It is not unusual to hear people in the midst of conversation state that they are feeling "depressed", "a little depressed," or "depressed about.........." There is quite a difference between a "case of the blues," (feeling sad once in awhile, or sad about something) and Major Depressive Disorder (MDD).

Many people and organizations use the word depressed too lightly, and it causes confusion about the true meaning of depression and its causes. If a person is feeling "a little bit down in the dumps," and it is a short-term and infrequent occurrence, he/she should not refer to himself/herself as depressed. This is the primary reason for the misunderstanding and ambiguity surrounding this disease.

People who suffer from MDD, also referred to as clinical depression, do not simply choose to have a negative attitude or to feel sorry for themselves. For them, it is not merely a matter of "getting over it," "snapping out of it," or "looking on the bright side."

What it Is

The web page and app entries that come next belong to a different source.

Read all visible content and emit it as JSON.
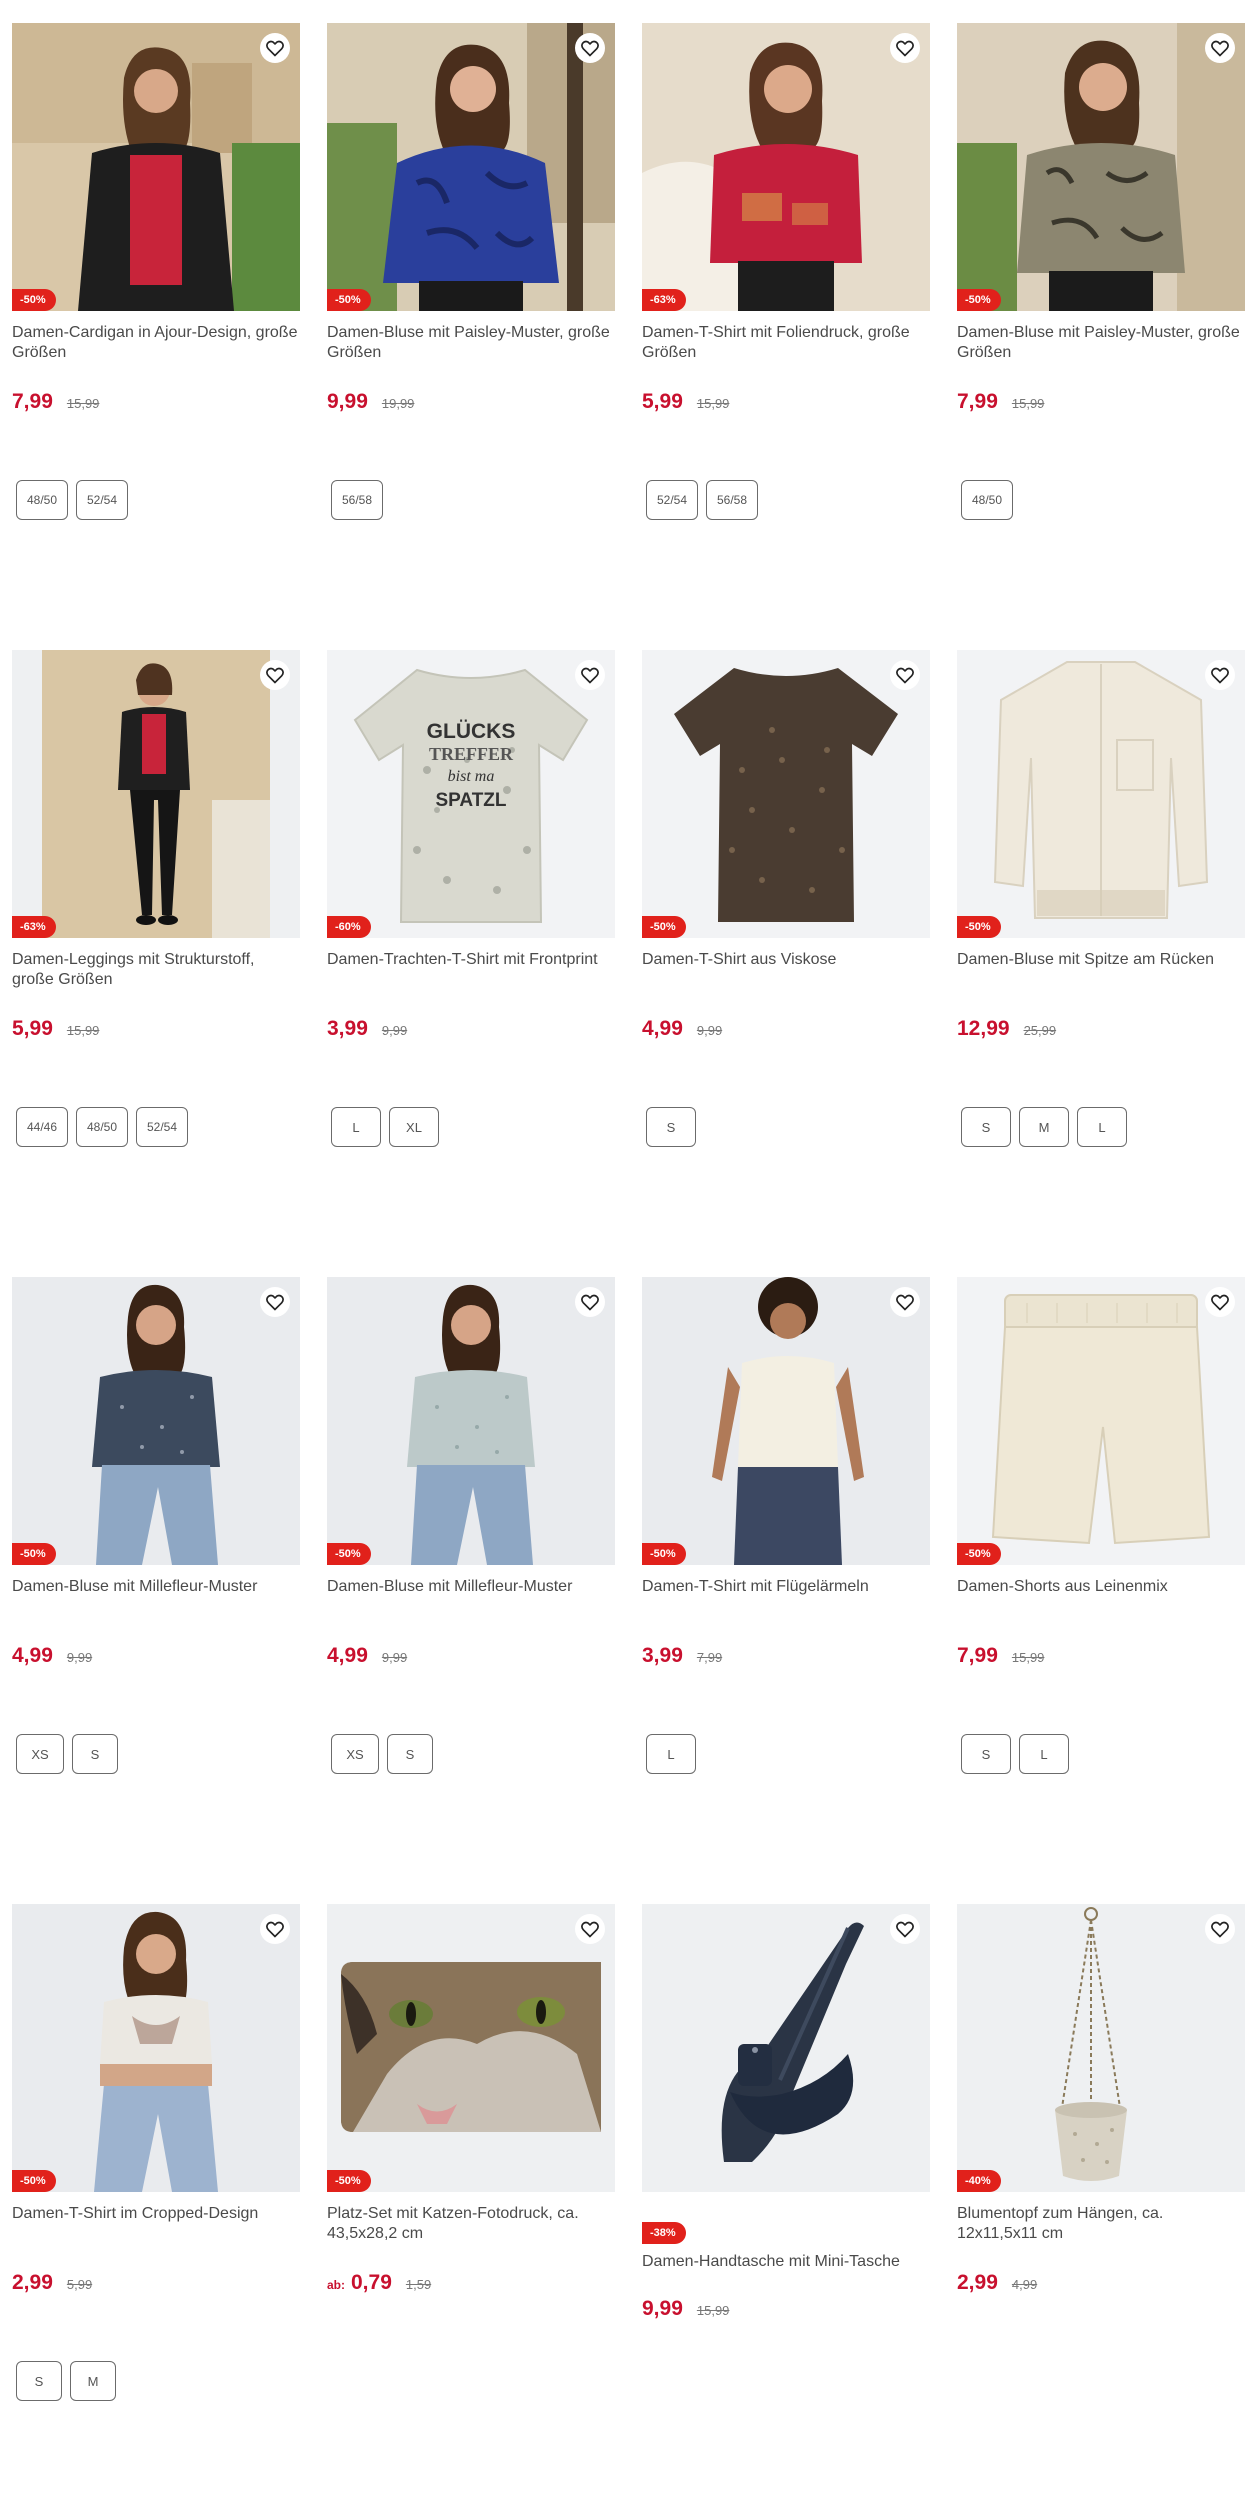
{
  "products": [
    {
      "title": "Damen-Cardigan in Ajour-Design, große Größen",
      "badge": "-50%",
      "price": "7,99",
      "old_price": "15,99",
      "sizes": [
        "48/50",
        "52/54"
      ]
    },
    {
      "title": "Damen-Bluse mit Paisley-Muster, große Größen",
      "badge": "-50%",
      "price": "9,99",
      "old_price": "19,99",
      "sizes": [
        "56/58"
      ]
    },
    {
      "title": "Damen-T-Shirt mit Foliendruck, große Größen",
      "badge": "-63%",
      "price": "5,99",
      "old_price": "15,99",
      "sizes": [
        "52/54",
        "56/58"
      ]
    },
    {
      "title": "Damen-Bluse mit Paisley-Muster, große Größen",
      "badge": "-50%",
      "price": "7,99",
      "old_price": "15,99",
      "sizes": [
        "48/50"
      ]
    },
    {
      "title": "Damen-Leggings mit Strukturstoff, große Größen",
      "badge": "-63%",
      "price": "5,99",
      "old_price": "15,99",
      "sizes": [
        "44/46",
        "48/50",
        "52/54"
      ]
    },
    {
      "title": "Damen-Trachten-T-Shirt mit Frontprint",
      "badge": "-60%",
      "price": "3,99",
      "old_price": "9,99",
      "sizes": [
        "L",
        "XL"
      ],
      "print_text": [
        "GLÜCKS",
        "TREFFER",
        "bist ma",
        "SPATZL"
      ]
    },
    {
      "title": "Damen-T-Shirt aus Viskose",
      "badge": "-50%",
      "price": "4,99",
      "old_price": "9,99",
      "sizes": [
        "S"
      ]
    },
    {
      "title": "Damen-Bluse mit Spitze am Rücken",
      "badge": "-50%",
      "price": "12,99",
      "old_price": "25,99",
      "sizes": [
        "S",
        "M",
        "L"
      ]
    },
    {
      "title": "Damen-Bluse mit Millefleur-Muster",
      "badge": "-50%",
      "price": "4,99",
      "old_price": "9,99",
      "sizes": [
        "XS",
        "S"
      ]
    },
    {
      "title": "Damen-Bluse mit Millefleur-Muster",
      "badge": "-50%",
      "price": "4,99",
      "old_price": "9,99",
      "sizes": [
        "XS",
        "S"
      ]
    },
    {
      "title": "Damen-T-Shirt mit Flügelärmeln",
      "badge": "-50%",
      "price": "3,99",
      "old_price": "7,99",
      "sizes": [
        "L"
      ]
    },
    {
      "title": "Damen-Shorts aus Leinenmix",
      "badge": "-50%",
      "price": "7,99",
      "old_price": "15,99",
      "sizes": [
        "S",
        "L"
      ]
    },
    {
      "title": "Damen-T-Shirt im Cropped-Design",
      "badge": "-50%",
      "price": "2,99",
      "old_price": "5,99",
      "sizes": [
        "S",
        "M"
      ]
    },
    {
      "title": "Platz-Set mit Katzen-Fotodruck, ca. 43,5x28,2 cm",
      "badge": "-50%",
      "price": "0,79",
      "price_prefix": "ab:",
      "old_price": "1,59",
      "sizes": []
    },
    {
      "title": "Damen-Handtasche mit Mini-Tasche",
      "badge": "-38%",
      "price": "9,99",
      "old_price": "15,99",
      "sizes": []
    },
    {
      "title": "Blumentopf zum Hängen, ca. 12x11,5x11 cm",
      "badge": "-40%",
      "price": "2,99",
      "old_price": "4,99",
      "sizes": []
    }
  ],
  "colors": {
    "price": "#c8102e",
    "badge": "#e1211b",
    "text": "#4a4a4a"
  }
}
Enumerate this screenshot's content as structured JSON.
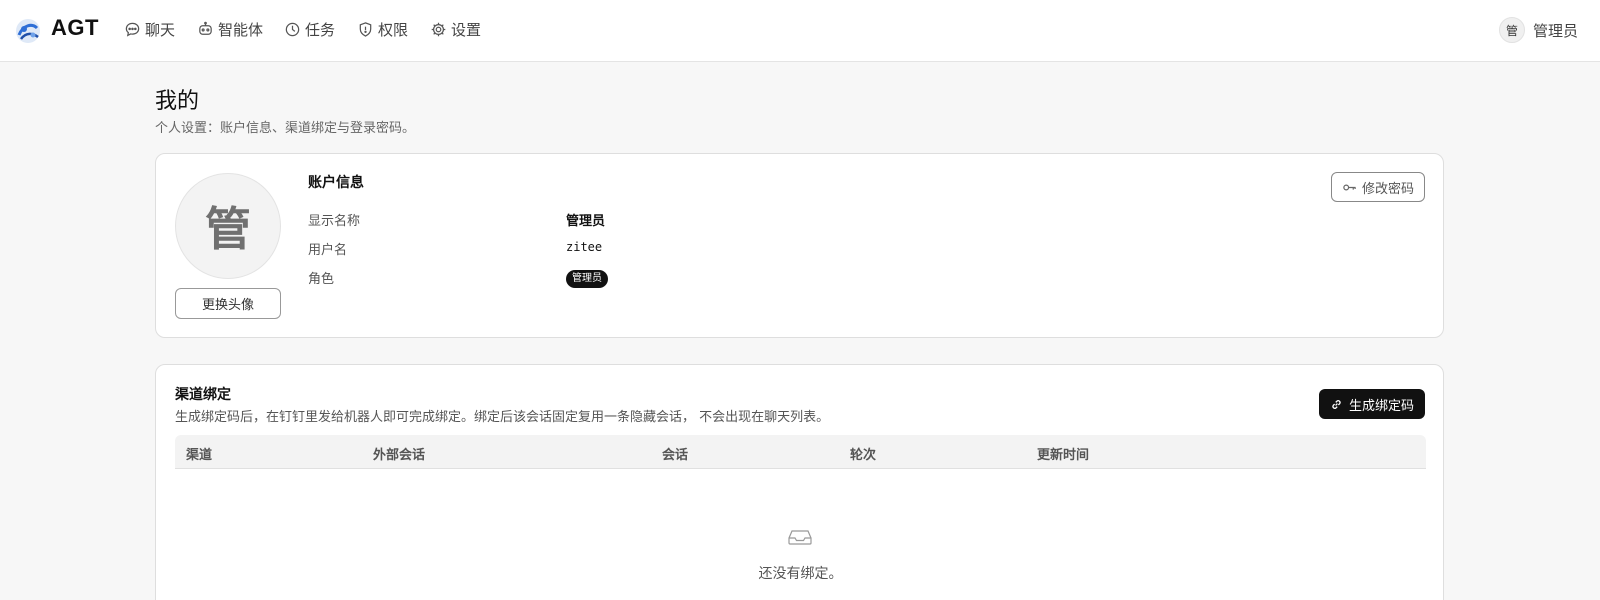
{
  "app": {
    "brand": "AGT"
  },
  "nav": [
    {
      "label": "聊天",
      "icon": "chat-icon"
    },
    {
      "label": "智能体",
      "icon": "robot-icon"
    },
    {
      "label": "任务",
      "icon": "clock-icon"
    },
    {
      "label": "权限",
      "icon": "shield-icon"
    },
    {
      "label": "设置",
      "icon": "gear-icon"
    }
  ],
  "user": {
    "avatar_char": "管",
    "name": "管理员"
  },
  "page": {
    "title": "我的",
    "subtitle": "个人设置：账户信息、渠道绑定与登录密码。"
  },
  "account": {
    "avatar_char": "管",
    "change_avatar_label": "更换头像",
    "title": "账户信息",
    "change_password_label": "修改密码",
    "fields": [
      {
        "label": "显示名称",
        "value": "管理员"
      },
      {
        "label": "用户名",
        "value": "zitee"
      },
      {
        "label": "角色",
        "value": "管理员"
      }
    ]
  },
  "binding": {
    "title": "渠道绑定",
    "description": "生成绑定码后，在钉钉里发给机器人即可完成绑定。绑定后该会话固定复用一条隐藏会话， 不会出现在聊天列表。",
    "generate_label": "生成绑定码",
    "columns": [
      "渠道",
      "外部会话",
      "会话",
      "轮次",
      "更新时间"
    ],
    "empty_text": "还没有绑定。"
  }
}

Depression is a real and serious mental illness that has physiological, and psychological causes. Although it can be temporary in some cases, more often than not-particularly when left untreated-it lasts a significant amount of time and is recurring.

True depression does not require a specific reason. Those who suffer from it often feel hopeless and as though life is meaningless, regardless of their circumstances.

Symptoms of MDD include little to no energy, motivation, or enthusiasm for anything. Clinical depression is often accompanied by anxiety or Generalized Anxiety Disorder (GAD). Other symptoms of depression and/or anxiety are: insomnia or hypersomnia (too little or too much sleep), low self-esteem, excessive weight loss or gain, psychosomatic pain(s) that cannot be attributed to a physical cause, and suicidal thoughts and/or attempts.

Depression affects all types of people from every background. Documented cases are twice as high for women, although this may have something to do with men's tendency to keep their feelings to themselves and not seek help. It is widely believed that this is the reason that suicide rates are much higher for men in all age groups; in some groups they may be as high as 5 to 1.

What it Does

When unrecognized, untreated, or ineffectively treated, the consequences of major depression are substantial and devastating to those directly affected, their loved ones, and society as a whole. Even the economy is negatively affected by MDD. On average, those with untreated depression lose four times as many work hours due to absenteeism than co-workers who do not suffer from the disease.

When unrecognized, depression and anxiety can increase healthcare costs, as those affected may have problems sustaining long term employment and benefits or-in the case of those with insurance-the act of continually seeking treatment for symptoms related to the disease (like frequent illness, hypochondria, or psychosomatic pain), rather than the anxiety or depression itself.

Other social consequences include lost potential, poverty, illegal drug or alcohol abuse, and family dysfunction.

What Causes It

The most likely cause is neurological. Neurotransmitters are present in the brain and affect nearly all of our behavior and functioning. Depression is said to be related to the amounts of serotonin, dopamine, and norepinephrine produced and absorbed by the brain, and the rate at which this occurs. When there is an imbalance, problems result.

Hormones, genetics, trauma, loss, abuse, chemicals, and illness are all things that may create an imbalance. This imbalance may cause a temporary or a permanent change in the brain's chemistry. This is why some people may benefit from only temporary antidepressant therapy, and others require antidepressants on an ongoing basis.

Effective Treatment

Most health professionals agree that for genuine Major Depressive Disorder to be effectively treated, medical and/or psychiatric care is required. A combination of antidepressant medication, and psychotherapy is believed to be the best way to win the fight against depression and anxiety disorders.

What to Do

If you believe that you or a loved one suffers from Major Depressive Disorder (clinical depression), or anxiety disorder, get help. Do not allow pride or indifference to keep you from living and enjoying your life. No matter how you may feel, there are people who care. is dedicated to helping those suffering from emotional stress, anxiety and depression symptoms.

Author's Bio: 

Popa Woolsey writes about improving your physical and mental health. Popa is also a teacher writer and a personal motivational coach.